**Task item**
Return all of the data verbatim, dropping any picture.

[Data about app and page elements]
==============================
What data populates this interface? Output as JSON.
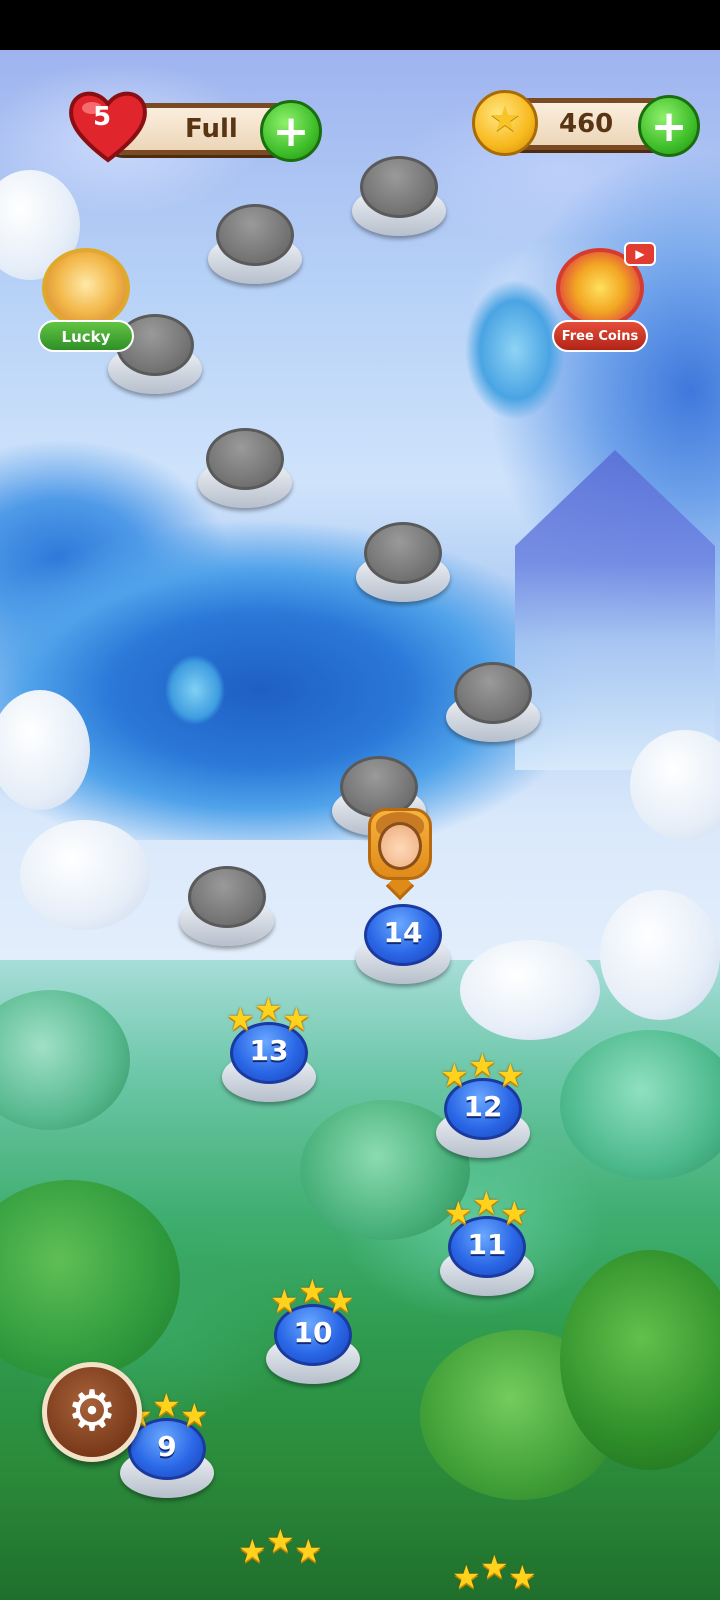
{
  "hud": {
    "lives": {
      "count": "5",
      "status": "Full",
      "add_label": "+"
    },
    "coins": {
      "amount": "460",
      "add_label": "+"
    }
  },
  "side_buttons": {
    "lucky": {
      "label": "Lucky"
    },
    "free_coins": {
      "label": "Free Coins",
      "badge": "▶"
    }
  },
  "levels": [
    {
      "number": "14",
      "stars": 0,
      "state": "current"
    },
    {
      "number": "13",
      "stars": 3,
      "state": "completed"
    },
    {
      "number": "12",
      "stars": 3,
      "state": "completed"
    },
    {
      "number": "11",
      "stars": 3,
      "state": "completed"
    },
    {
      "number": "10",
      "stars": 3,
      "state": "completed"
    },
    {
      "number": "9",
      "stars": 3,
      "state": "completed"
    }
  ],
  "locked_level_count": 8,
  "settings": {
    "icon": "gear-icon"
  },
  "colors": {
    "heart": "#e0262c",
    "plus_button": "#3fbf2a",
    "coin": "#f8b91d",
    "level_open": "#2a67e6",
    "level_locked": "#7a7a7a",
    "star": "#ffd21e"
  }
}
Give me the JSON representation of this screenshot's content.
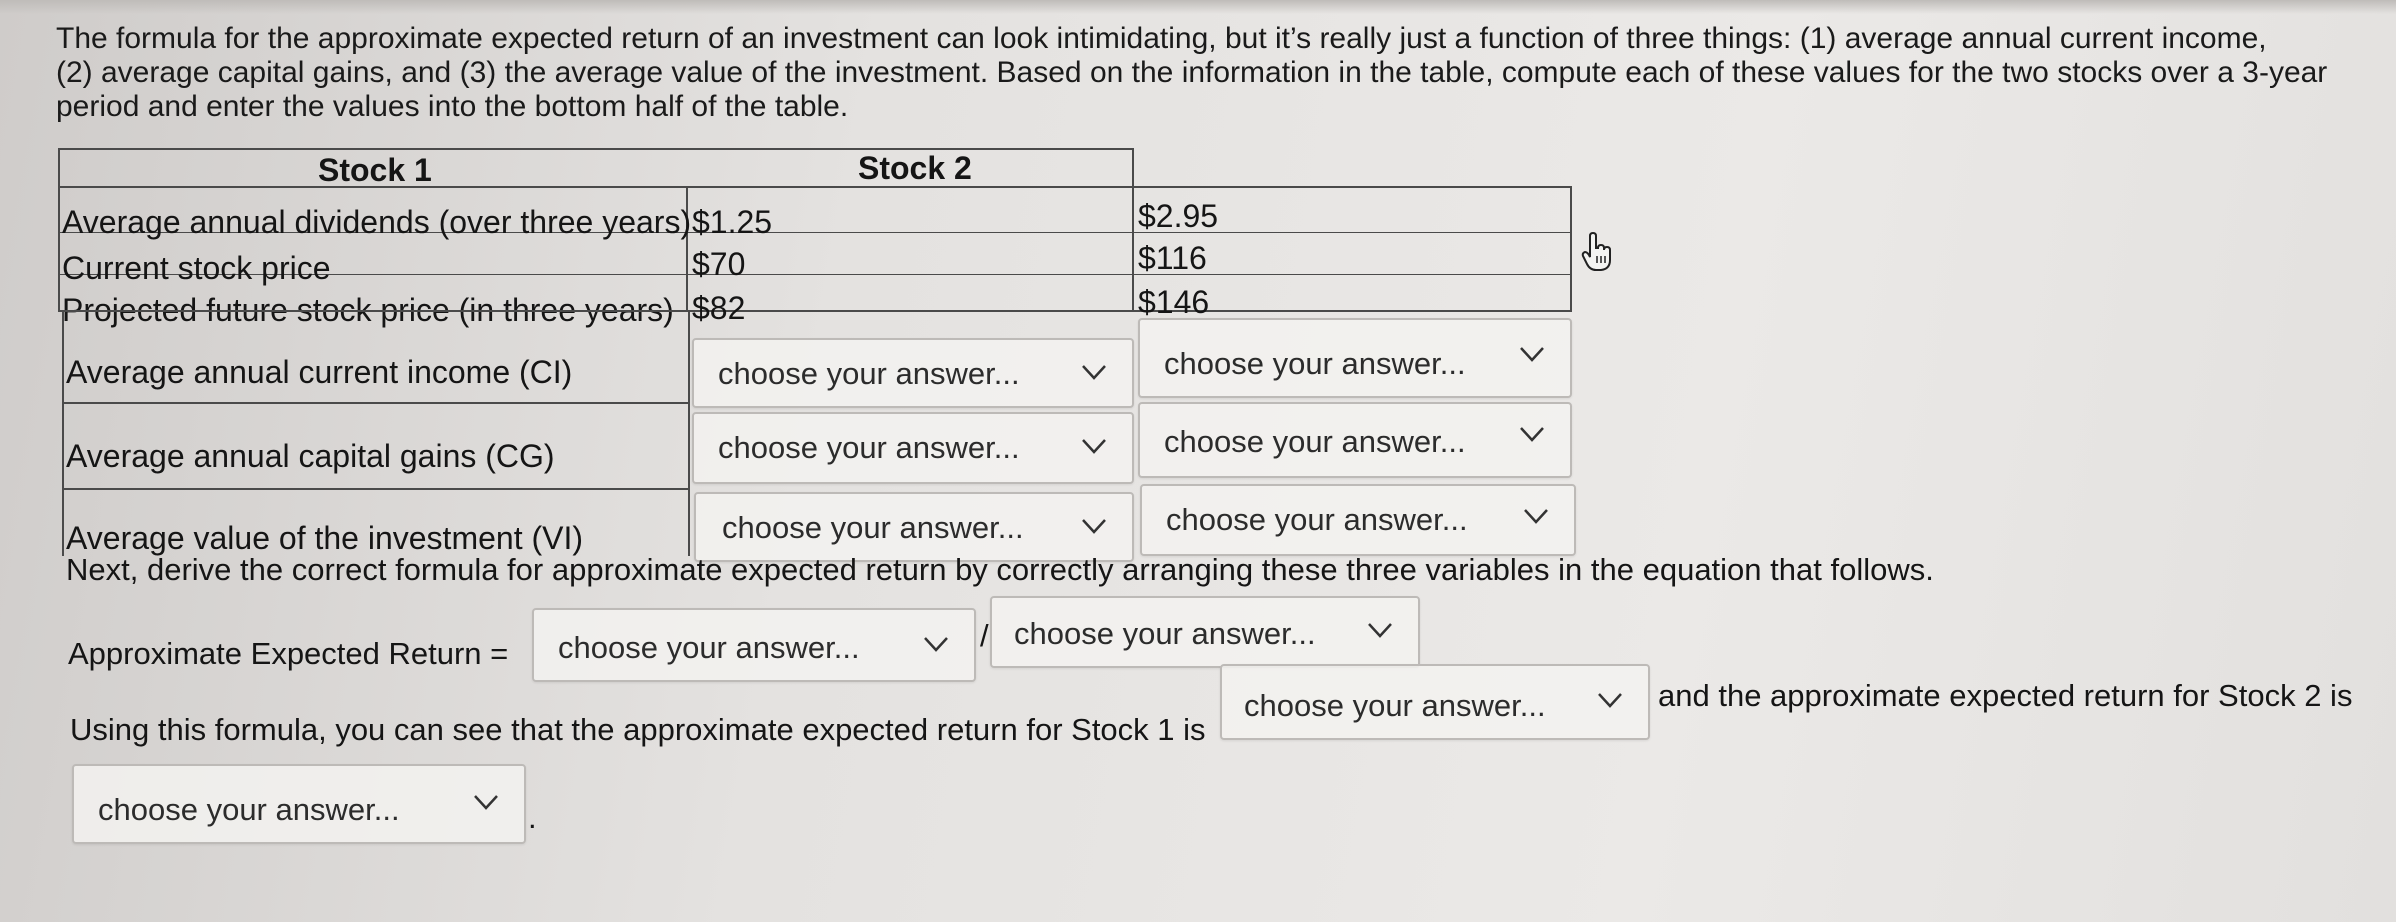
{
  "intro": {
    "line1": "The formula for the approximate expected return of an investment can look intimidating, but it’s really just a function of three things: (1) average annual current income,",
    "line2": "(2) average capital gains, and (3) the average value of the investment. Based on the information in the table, compute each of these values for the two stocks over a 3-year",
    "line3": "period and enter the values into the bottom half of the table."
  },
  "table": {
    "col1_header": "Stock 1",
    "col2_header": "Stock 2",
    "rows": [
      {
        "label": "Average annual dividends (over three years)",
        "stock1": "$1.25",
        "stock2": "$2.95"
      },
      {
        "label": "Current stock price",
        "stock1": "$70",
        "stock2": "$116"
      },
      {
        "label": "Projected future stock price (in three years)",
        "stock1": "$82",
        "stock2": "$146"
      }
    ],
    "answer_rows": [
      {
        "label": "Average annual current income (CI)",
        "stock1": "choose your answer...",
        "stock2": "choose your answer..."
      },
      {
        "label": "Average annual capital gains (CG)",
        "stock1": "choose your answer...",
        "stock2": "choose your answer..."
      },
      {
        "label": "Average value of the investment (VI)",
        "stock1": "choose your answer...",
        "stock2": "choose your answer..."
      }
    ]
  },
  "formula": {
    "instruction": "Next, derive the correct formula for approximate expected return by correctly arranging these three variables in the equation that follows.",
    "label": "Approximate Expected Return =",
    "numerator": "choose your answer...",
    "slash": "/",
    "denominator": "choose your answer..."
  },
  "conclusion": {
    "text1": "Using this formula, you can see that the approximate expected return for Stock 1 is",
    "stock1_answer": "choose your answer...",
    "text2": "and the approximate expected return for Stock 2 is",
    "stock2_answer": "choose your answer...",
    "period": "."
  },
  "icons": {
    "dropdown": "chevron-down-icon",
    "cursor": "hand-pointer-icon"
  }
}
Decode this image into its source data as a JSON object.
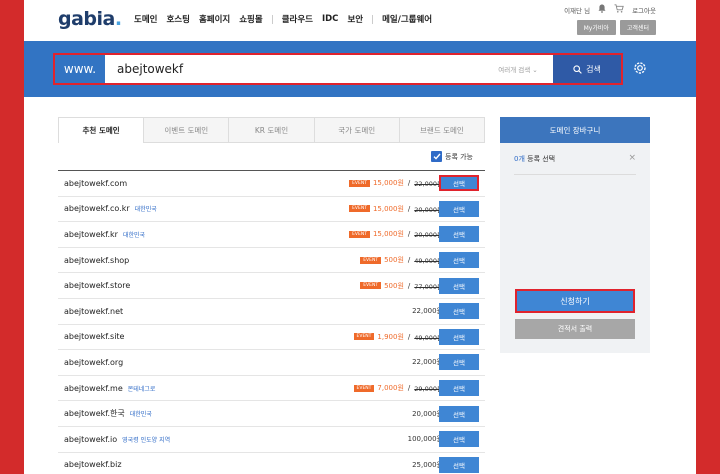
{
  "header": {
    "logo": "gabia",
    "logo_dot": ".",
    "nav": [
      "도메인",
      "호스팅",
      "홈페이지",
      "쇼핑몰",
      "클라우드",
      "IDC",
      "보안",
      "메일/그룹웨어"
    ],
    "user": "이재단 님",
    "logout": "로그아웃",
    "mygabia": "My가비아",
    "support": "고객센터"
  },
  "search": {
    "prefix": "www.",
    "query": "abejtowekf",
    "multi_label": "여러개 검색 ⌄",
    "button": "검색"
  },
  "tabs": [
    "추천 도메인",
    "이벤트 도메인",
    "KR 도메인",
    "국가 도메인",
    "브랜드 도메인"
  ],
  "available_label": "등록 가능",
  "select_label": "선택",
  "event_label": "EVENT",
  "results": [
    {
      "domain": "abejtowekf.com",
      "tag": "",
      "event": true,
      "price": "15,000원",
      "original": "22,000원"
    },
    {
      "domain": "abejtowekf.co.kr",
      "tag": "대한민국",
      "event": true,
      "price": "15,000원",
      "original": "20,000원"
    },
    {
      "domain": "abejtowekf.kr",
      "tag": "대한민국",
      "event": true,
      "price": "15,000원",
      "original": "20,000원"
    },
    {
      "domain": "abejtowekf.shop",
      "tag": "",
      "event": true,
      "price": "500원",
      "original": "49,000원"
    },
    {
      "domain": "abejtowekf.store",
      "tag": "",
      "event": true,
      "price": "500원",
      "original": "77,000원"
    },
    {
      "domain": "abejtowekf.net",
      "tag": "",
      "event": false,
      "price": "22,000원",
      "original": ""
    },
    {
      "domain": "abejtowekf.site",
      "tag": "",
      "event": true,
      "price": "1,900원",
      "original": "49,000원"
    },
    {
      "domain": "abejtowekf.org",
      "tag": "",
      "event": false,
      "price": "22,000원",
      "original": ""
    },
    {
      "domain": "abejtowekf.me",
      "tag": "몬테네그로",
      "event": true,
      "price": "7,000원",
      "original": "29,000원"
    },
    {
      "domain": "abejtowekf.한국",
      "tag": "대한민국",
      "event": false,
      "price": "20,000원",
      "original": ""
    },
    {
      "domain": "abejtowekf.io",
      "tag": "영국령 인도양 지역",
      "event": false,
      "price": "100,000원",
      "original": ""
    },
    {
      "domain": "abejtowekf.biz",
      "tag": "",
      "event": false,
      "price": "25,000원",
      "original": ""
    }
  ],
  "cart": {
    "title": "도메인 장바구니",
    "count": "0개",
    "count_suffix": " 등록 선택",
    "apply": "신청하기",
    "quote": "견적서 출력"
  },
  "colors": {
    "brand_blue": "#3274c3",
    "accent_orange": "#ef6a2a",
    "highlight_red": "#e0232d"
  }
}
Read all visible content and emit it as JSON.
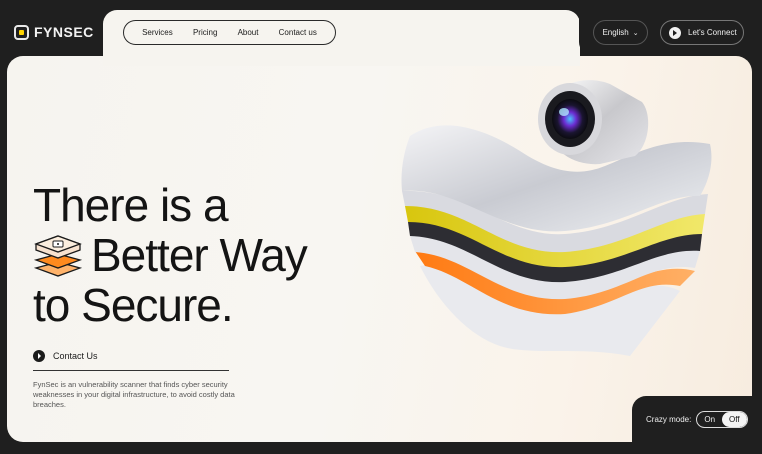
{
  "brand": {
    "name": "FYNSEC",
    "accent": "#ffd400"
  },
  "nav": {
    "items": [
      "Services",
      "Pricing",
      "About",
      "Contact us"
    ]
  },
  "header": {
    "language": "English",
    "connect_label": "Let's Connect"
  },
  "hero": {
    "line1": "There is a",
    "line2": "Better Way",
    "line3": "to Secure.",
    "contact_label": "Contact Us",
    "description": "FynSec is an vulnerability scanner that finds cyber security weaknesses in your digital infrastructure, to avoid costly data breaches."
  },
  "crazy_mode": {
    "label": "Crazy mode:",
    "on": "On",
    "off": "Off",
    "selected": "Off"
  },
  "colors": {
    "background": "#1f1f1f",
    "card": "#f6f4ef",
    "orange": "#ff8a1e",
    "yellow": "#e3d21a"
  }
}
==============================
**Response to the task**
What data populates this interface? Output as JSON.
{
  "hud": {
    "lives": {
      "count": "5",
      "status": "Full",
      "add_label": "+"
    },
    "coins": {
      "amount": "460",
      "add_label": "+"
    }
  },
  "side_buttons": {
    "lucky": {
      "label": "Lucky"
    },
    "free_coins": {
      "label": "Free Coins",
      "badge": "▶"
    }
  },
  "levels": [
    {
      "number": "14",
      "stars": 0,
      "state": "current"
    },
    {
      "number": "13",
      "stars": 3,
      "state": "completed"
    },
    {
      "number": "12",
      "stars": 3,
      "state": "completed"
    },
    {
      "number": "11",
      "stars": 3,
      "state": "completed"
    },
    {
      "number": "10",
      "stars": 3,
      "state": "completed"
    },
    {
      "number": "9",
      "stars": 3,
      "state": "completed"
    }
  ],
  "locked_level_count": 8,
  "settings": {
    "icon": "gear-icon"
  },
  "colors": {
    "heart": "#e0262c",
    "plus_button": "#3fbf2a",
    "coin": "#f8b91d",
    "level_open": "#2a67e6",
    "level_locked": "#7a7a7a",
    "star": "#ffd21e"
  }
}
Give me the JSON representation of this screenshot's content.
{
  "intro": {
    "line1": "The formula for the approximate expected return of an investment can look intimidating, but it’s really just a function of three things: (1) average annual current income,",
    "line2": "(2) average capital gains, and (3) the average value of the investment. Based on the information in the table, compute each of these values for the two stocks over a 3-year",
    "line3": "period and enter the values into the bottom half of the table."
  },
  "table": {
    "col1_header": "Stock 1",
    "col2_header": "Stock 2",
    "rows": [
      {
        "label": "Average annual dividends (over three years)",
        "stock1": "$1.25",
        "stock2": "$2.95"
      },
      {
        "label": "Current stock price",
        "stock1": "$70",
        "stock2": "$116"
      },
      {
        "label": "Projected future stock price (in three years)",
        "stock1": "$82",
        "stock2": "$146"
      }
    ],
    "answer_rows": [
      {
        "label": "Average annual current income (CI)",
        "stock1": "choose your answer...",
        "stock2": "choose your answer..."
      },
      {
        "label": "Average annual capital gains (CG)",
        "stock1": "choose your answer...",
        "stock2": "choose your answer..."
      },
      {
        "label": "Average value of the investment (VI)",
        "stock1": "choose your answer...",
        "stock2": "choose your answer..."
      }
    ]
  },
  "formula": {
    "instruction": "Next, derive the correct formula for approximate expected return by correctly arranging these three variables in the equation that follows.",
    "label": "Approximate Expected Return =",
    "numerator": "choose your answer...",
    "slash": "/",
    "denominator": "choose your answer..."
  },
  "conclusion": {
    "text1": "Using this formula, you can see that the approximate expected return for Stock 1 is",
    "stock1_answer": "choose your answer...",
    "text2": "and the approximate expected return for Stock 2 is",
    "stock2_answer": "choose your answer...",
    "period": "."
  },
  "icons": {
    "dropdown": "chevron-down-icon",
    "cursor": "hand-pointer-icon"
  }
}
Decode this image into its source data as a JSON object.
{
  "header": {
    "logo": "gabia",
    "logo_dot": ".",
    "nav": [
      "도메인",
      "호스팅",
      "홈페이지",
      "쇼핑몰",
      "클라우드",
      "IDC",
      "보안",
      "메일/그룹웨어"
    ],
    "user": "이재단 님",
    "logout": "로그아웃",
    "mygabia": "My가비아",
    "support": "고객센터"
  },
  "search": {
    "prefix": "www.",
    "query": "abejtowekf",
    "multi_label": "여러개 검색 ⌄",
    "button": "검색"
  },
  "tabs": [
    "추천 도메인",
    "이벤트 도메인",
    "KR 도메인",
    "국가 도메인",
    "브랜드 도메인"
  ],
  "available_label": "등록 가능",
  "select_label": "선택",
  "event_label": "EVENT",
  "results": [
    {
      "domain": "abejtowekf.com",
      "tag": "",
      "event": true,
      "price": "15,000원",
      "original": "22,000원"
    },
    {
      "domain": "abejtowekf.co.kr",
      "tag": "대한민국",
      "event": true,
      "price": "15,000원",
      "original": "20,000원"
    },
    {
      "domain": "abejtowekf.kr",
      "tag": "대한민국",
      "event": true,
      "price": "15,000원",
      "original": "20,000원"
    },
    {
      "domain": "abejtowekf.shop",
      "tag": "",
      "event": true,
      "price": "500원",
      "original": "49,000원"
    },
    {
      "domain": "abejtowekf.store",
      "tag": "",
      "event": true,
      "price": "500원",
      "original": "77,000원"
    },
    {
      "domain": "abejtowekf.net",
      "tag": "",
      "event": false,
      "price": "22,000원",
      "original": ""
    },
    {
      "domain": "abejtowekf.site",
      "tag": "",
      "event": true,
      "price": "1,900원",
      "original": "49,000원"
    },
    {
      "domain": "abejtowekf.org",
      "tag": "",
      "event": false,
      "price": "22,000원",
      "original": ""
    },
    {
      "domain": "abejtowekf.me",
      "tag": "몬테네그로",
      "event": true,
      "price": "7,000원",
      "original": "29,000원"
    },
    {
      "domain": "abejtowekf.한국",
      "tag": "대한민국",
      "event": false,
      "price": "20,000원",
      "original": ""
    },
    {
      "domain": "abejtowekf.io",
      "tag": "영국령 인도양 지역",
      "event": false,
      "price": "100,000원",
      "original": ""
    },
    {
      "domain": "abejtowekf.biz",
      "tag": "",
      "event": false,
      "price": "25,000원",
      "original": ""
    }
  ],
  "cart": {
    "title": "도메인 장바구니",
    "count": "0개",
    "count_suffix": " 등록 선택",
    "apply": "신청하기",
    "quote": "견적서 출력"
  },
  "colors": {
    "brand_blue": "#3274c3",
    "accent_orange": "#ef6a2a",
    "highlight_red": "#e0232d"
  }
}
Read all visible content and emit it as JSON.
{
  "brand": {
    "name": "FYNSEC",
    "accent": "#ffd400"
  },
  "nav": {
    "items": [
      "Services",
      "Pricing",
      "About",
      "Contact us"
    ]
  },
  "header": {
    "language": "English",
    "connect_label": "Let's Connect"
  },
  "hero": {
    "line1": "There is a",
    "line2": "Better Way",
    "line3": "to Secure.",
    "contact_label": "Contact Us",
    "description": "FynSec is an vulnerability scanner that finds cyber security weaknesses in your digital infrastructure, to avoid costly data breaches."
  },
  "crazy_mode": {
    "label": "Crazy mode:",
    "on": "On",
    "off": "Off",
    "selected": "Off"
  },
  "colors": {
    "background": "#1f1f1f",
    "card": "#f6f4ef",
    "orange": "#ff8a1e",
    "yellow": "#e3d21a"
  }
}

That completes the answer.